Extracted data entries
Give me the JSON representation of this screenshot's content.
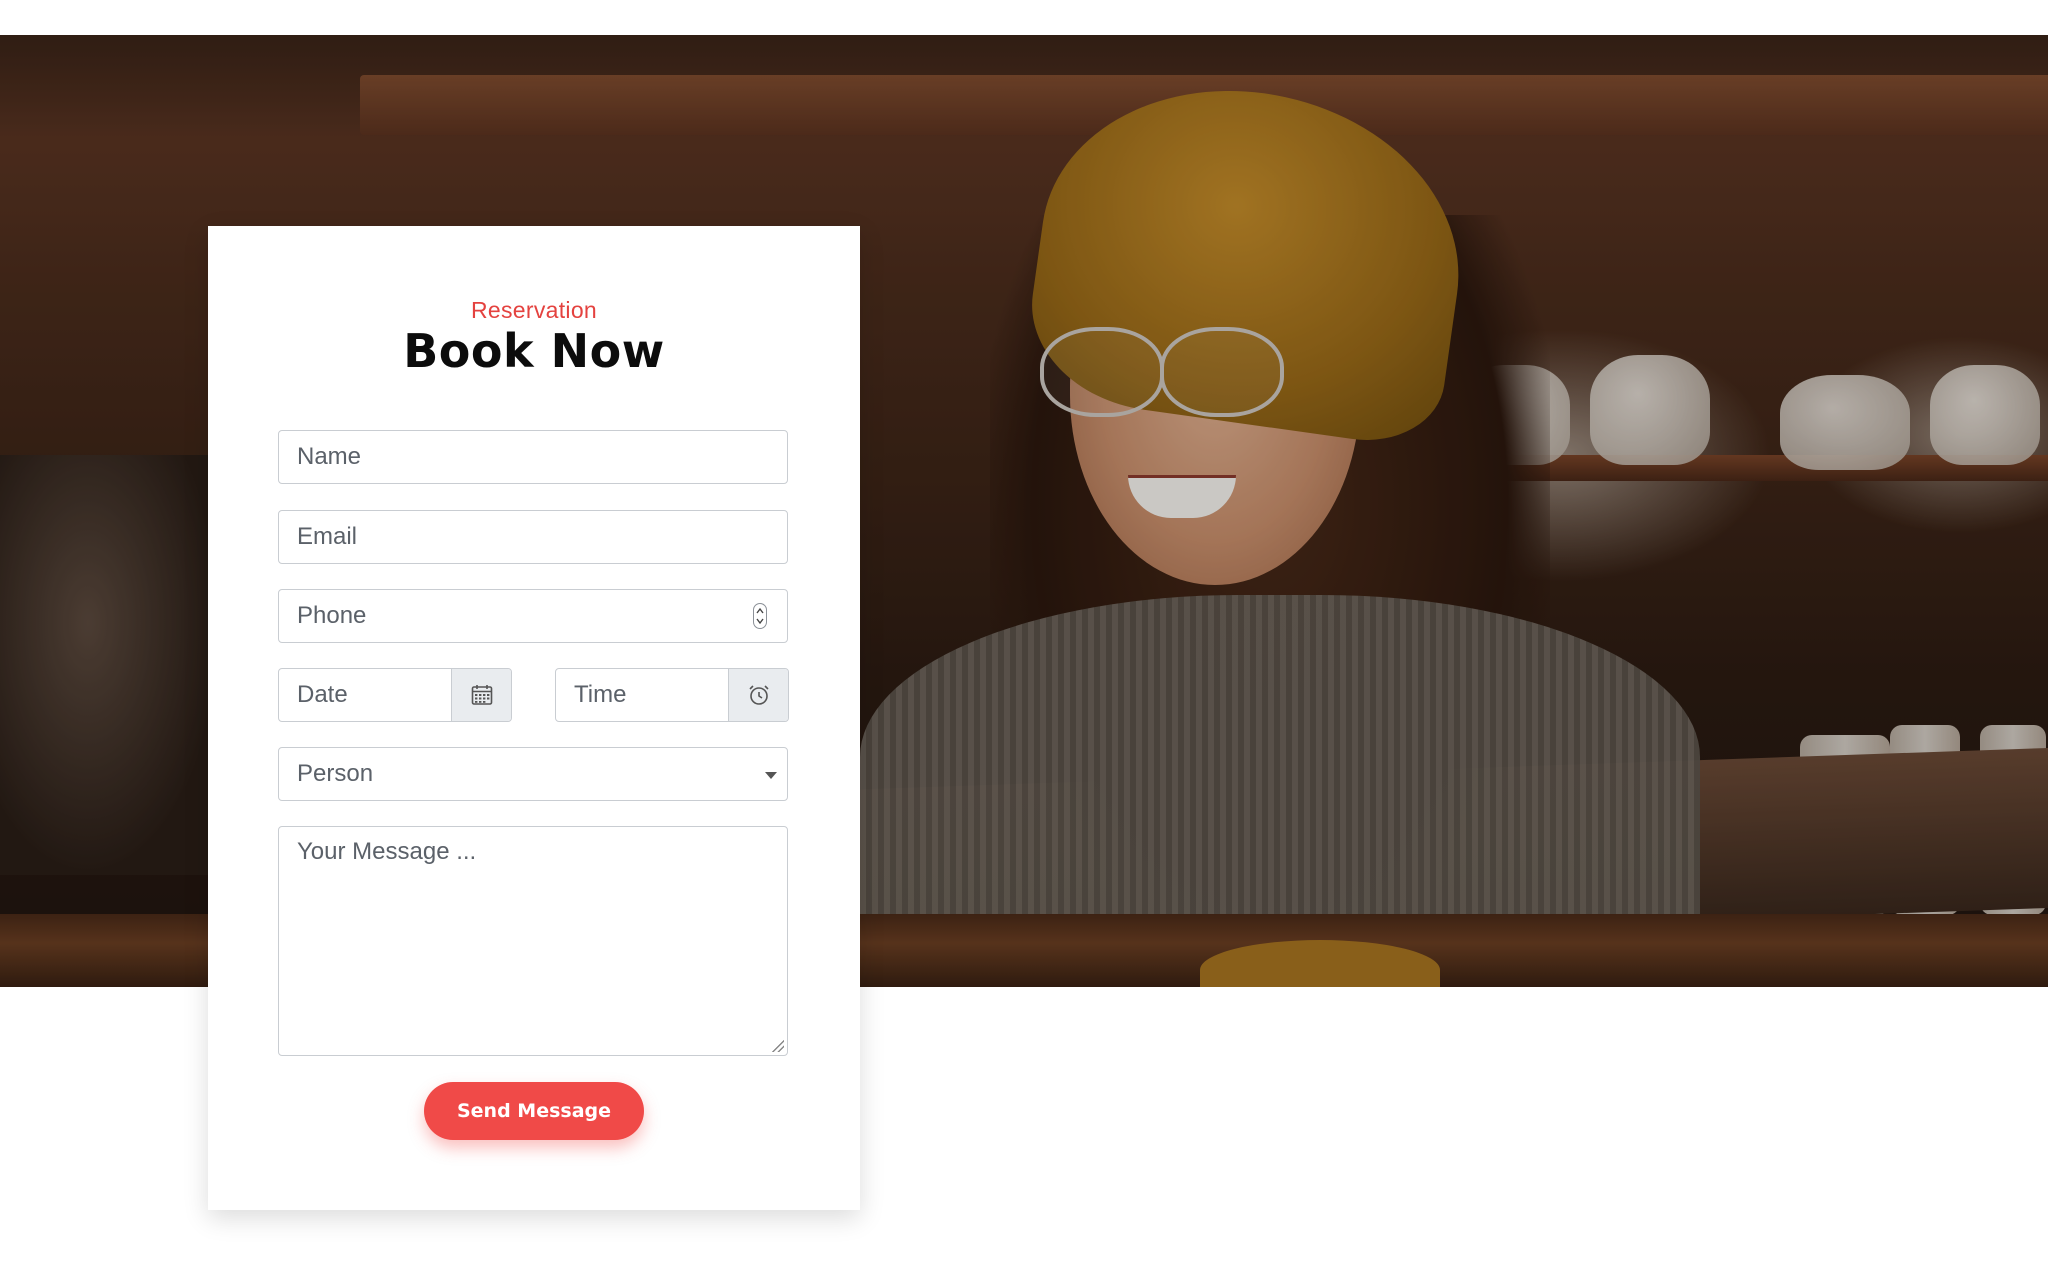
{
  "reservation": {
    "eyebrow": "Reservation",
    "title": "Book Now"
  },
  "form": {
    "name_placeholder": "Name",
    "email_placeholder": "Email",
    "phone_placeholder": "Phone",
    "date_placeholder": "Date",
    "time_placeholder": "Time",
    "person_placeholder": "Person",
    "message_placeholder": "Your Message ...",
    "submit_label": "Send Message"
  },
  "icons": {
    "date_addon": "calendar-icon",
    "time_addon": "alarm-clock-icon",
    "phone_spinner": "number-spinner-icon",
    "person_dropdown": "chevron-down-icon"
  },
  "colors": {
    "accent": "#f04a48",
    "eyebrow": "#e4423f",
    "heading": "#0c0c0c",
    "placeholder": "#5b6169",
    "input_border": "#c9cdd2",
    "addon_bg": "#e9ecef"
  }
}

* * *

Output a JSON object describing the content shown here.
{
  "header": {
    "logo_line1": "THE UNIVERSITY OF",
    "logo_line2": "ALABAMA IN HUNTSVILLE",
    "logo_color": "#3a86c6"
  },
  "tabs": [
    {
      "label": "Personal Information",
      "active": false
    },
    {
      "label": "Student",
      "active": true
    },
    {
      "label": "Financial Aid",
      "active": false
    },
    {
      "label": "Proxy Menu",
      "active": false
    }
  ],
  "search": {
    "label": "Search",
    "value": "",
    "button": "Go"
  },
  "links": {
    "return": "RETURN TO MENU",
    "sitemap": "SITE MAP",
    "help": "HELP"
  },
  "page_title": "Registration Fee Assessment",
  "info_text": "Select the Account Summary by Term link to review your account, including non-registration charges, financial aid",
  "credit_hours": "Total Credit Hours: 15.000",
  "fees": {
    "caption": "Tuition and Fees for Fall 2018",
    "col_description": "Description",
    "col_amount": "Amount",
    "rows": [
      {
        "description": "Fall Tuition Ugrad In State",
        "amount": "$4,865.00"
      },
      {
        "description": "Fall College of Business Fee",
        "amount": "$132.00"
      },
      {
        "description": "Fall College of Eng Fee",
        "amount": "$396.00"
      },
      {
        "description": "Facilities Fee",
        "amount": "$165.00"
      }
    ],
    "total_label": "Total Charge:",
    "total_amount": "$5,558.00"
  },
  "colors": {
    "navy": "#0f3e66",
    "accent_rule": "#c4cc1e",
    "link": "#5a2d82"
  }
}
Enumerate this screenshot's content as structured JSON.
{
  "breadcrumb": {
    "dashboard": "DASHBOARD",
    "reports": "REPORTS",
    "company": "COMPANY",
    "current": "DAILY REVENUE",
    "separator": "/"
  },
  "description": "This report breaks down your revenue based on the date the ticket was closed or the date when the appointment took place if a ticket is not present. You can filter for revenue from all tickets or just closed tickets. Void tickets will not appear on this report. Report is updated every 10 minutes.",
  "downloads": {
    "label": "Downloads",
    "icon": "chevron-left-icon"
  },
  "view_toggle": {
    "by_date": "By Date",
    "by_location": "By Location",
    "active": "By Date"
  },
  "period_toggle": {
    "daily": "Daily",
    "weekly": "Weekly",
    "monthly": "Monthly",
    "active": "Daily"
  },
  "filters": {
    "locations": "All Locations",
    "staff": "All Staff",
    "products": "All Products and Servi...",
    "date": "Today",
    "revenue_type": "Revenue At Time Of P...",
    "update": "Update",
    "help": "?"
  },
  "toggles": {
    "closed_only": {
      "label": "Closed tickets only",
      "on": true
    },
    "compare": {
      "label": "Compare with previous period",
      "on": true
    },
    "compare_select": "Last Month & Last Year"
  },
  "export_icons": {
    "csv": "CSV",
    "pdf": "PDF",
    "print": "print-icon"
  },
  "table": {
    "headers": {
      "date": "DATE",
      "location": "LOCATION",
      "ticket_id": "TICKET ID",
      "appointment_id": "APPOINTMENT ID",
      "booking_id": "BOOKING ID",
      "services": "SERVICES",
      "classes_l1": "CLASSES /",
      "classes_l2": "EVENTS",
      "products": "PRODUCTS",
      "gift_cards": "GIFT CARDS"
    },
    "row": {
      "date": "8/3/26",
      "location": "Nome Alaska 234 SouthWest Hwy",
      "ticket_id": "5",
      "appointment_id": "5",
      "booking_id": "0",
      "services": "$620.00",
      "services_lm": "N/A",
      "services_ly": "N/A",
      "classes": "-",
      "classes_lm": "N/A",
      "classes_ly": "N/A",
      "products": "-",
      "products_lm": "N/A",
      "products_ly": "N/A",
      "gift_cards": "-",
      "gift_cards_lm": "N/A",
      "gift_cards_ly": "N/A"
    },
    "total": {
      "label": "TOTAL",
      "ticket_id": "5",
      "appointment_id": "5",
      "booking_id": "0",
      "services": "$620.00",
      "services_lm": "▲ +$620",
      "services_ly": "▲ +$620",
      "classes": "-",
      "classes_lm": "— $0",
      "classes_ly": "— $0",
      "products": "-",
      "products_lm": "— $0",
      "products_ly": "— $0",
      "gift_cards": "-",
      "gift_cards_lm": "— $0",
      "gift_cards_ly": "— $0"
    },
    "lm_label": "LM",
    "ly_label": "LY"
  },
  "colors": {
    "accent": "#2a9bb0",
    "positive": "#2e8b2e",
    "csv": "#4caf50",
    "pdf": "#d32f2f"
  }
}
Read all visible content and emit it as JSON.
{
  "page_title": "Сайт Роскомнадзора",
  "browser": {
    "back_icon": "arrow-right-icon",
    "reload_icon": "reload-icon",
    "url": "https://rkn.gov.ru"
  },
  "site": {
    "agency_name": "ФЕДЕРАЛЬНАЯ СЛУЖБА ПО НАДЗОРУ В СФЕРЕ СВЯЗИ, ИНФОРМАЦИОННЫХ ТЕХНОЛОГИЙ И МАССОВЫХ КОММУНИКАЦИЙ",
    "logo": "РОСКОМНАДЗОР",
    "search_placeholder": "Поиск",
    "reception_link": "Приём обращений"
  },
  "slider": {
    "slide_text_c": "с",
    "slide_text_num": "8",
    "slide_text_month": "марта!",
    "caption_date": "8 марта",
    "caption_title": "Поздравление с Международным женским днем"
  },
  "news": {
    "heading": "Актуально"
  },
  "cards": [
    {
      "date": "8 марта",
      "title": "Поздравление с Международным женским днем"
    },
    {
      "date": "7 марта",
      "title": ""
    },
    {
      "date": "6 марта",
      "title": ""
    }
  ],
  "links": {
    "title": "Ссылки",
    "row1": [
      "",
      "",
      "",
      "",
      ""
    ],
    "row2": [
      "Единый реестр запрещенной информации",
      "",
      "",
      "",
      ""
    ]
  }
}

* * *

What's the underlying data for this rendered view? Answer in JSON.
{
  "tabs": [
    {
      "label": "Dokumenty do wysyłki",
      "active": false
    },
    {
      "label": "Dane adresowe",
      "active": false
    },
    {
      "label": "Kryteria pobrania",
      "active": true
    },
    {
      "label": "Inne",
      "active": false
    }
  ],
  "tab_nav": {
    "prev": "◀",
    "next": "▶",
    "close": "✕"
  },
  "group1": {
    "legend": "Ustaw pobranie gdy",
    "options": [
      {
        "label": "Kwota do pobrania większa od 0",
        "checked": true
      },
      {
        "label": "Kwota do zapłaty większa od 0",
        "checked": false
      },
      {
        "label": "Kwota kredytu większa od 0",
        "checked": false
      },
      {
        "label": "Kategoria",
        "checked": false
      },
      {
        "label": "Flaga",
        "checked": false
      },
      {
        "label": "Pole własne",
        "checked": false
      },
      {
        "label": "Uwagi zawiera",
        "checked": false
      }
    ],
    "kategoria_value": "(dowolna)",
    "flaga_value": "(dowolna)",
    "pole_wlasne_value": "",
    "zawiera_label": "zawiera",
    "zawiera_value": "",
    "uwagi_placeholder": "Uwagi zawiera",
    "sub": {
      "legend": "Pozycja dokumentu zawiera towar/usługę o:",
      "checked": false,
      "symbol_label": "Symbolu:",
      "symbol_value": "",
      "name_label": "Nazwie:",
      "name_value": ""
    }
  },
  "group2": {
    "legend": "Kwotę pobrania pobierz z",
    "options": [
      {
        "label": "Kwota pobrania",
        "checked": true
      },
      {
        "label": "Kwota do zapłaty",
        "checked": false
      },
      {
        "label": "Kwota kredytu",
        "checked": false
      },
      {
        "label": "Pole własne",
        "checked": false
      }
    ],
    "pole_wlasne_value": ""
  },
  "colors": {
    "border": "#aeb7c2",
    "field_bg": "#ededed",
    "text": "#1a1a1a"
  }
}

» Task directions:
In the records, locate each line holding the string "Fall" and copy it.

» Task response:
    "caption": "Tuition and Fees for Fall 2018",
        "description": "Fall Tuition Ugrad In State",
        "description": "Fall College of Business Fee",
        "description": "Fall College of Eng Fee",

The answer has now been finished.